When a person with obstructive sleep apnea considers all the options for treatment, he or she may be tempted to not choose any of them. The masks and dental appliances have to be worn every night and the surgeries are painful and have no guarantee that they will be successful. When considering the consequences of all the treatments, however, it is important to remember that there are consequences of not receiving treatment.
It is estimated that only a small percentage of patients with obstructive sleep apnea are being treated. Some of the remaining people with obstructive sleep apnea know that they have a problem, but they choose not to pursue treatment. People with obstructive sleep apnea may have a right to accept the risks to their health that refusing treatment poses; however, when they drive they put everyone else at risk as well. People who refuse treatment for their obstructive sleep apnea should be reported to the DMV, which often will suspend their driver's licenses. Untreated obstructive sleep apnea also increases the risk of:
- heart attacks,
- high blood pressure,
- decreased productivity at work,

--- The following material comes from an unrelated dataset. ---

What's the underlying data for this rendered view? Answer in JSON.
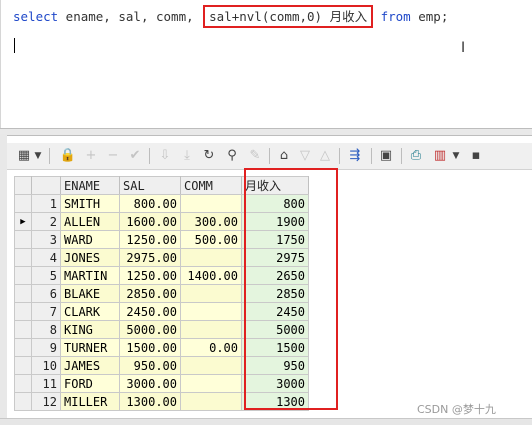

- decreased attentiveness at home, and
- sudden death.
If one thinks that they or someone they know may have obstructive sleep apnea, they should discuss their symptoms with the doctor as soon as possible.
Medically reviewed by Peter O’Connor, MD; American Board of Otolaryngology with subspecialty in Sleep Medicine
Downey III, Ralph, et al., "Obstructive Sleep Apnea." Medscape. 18 Sept. 2012.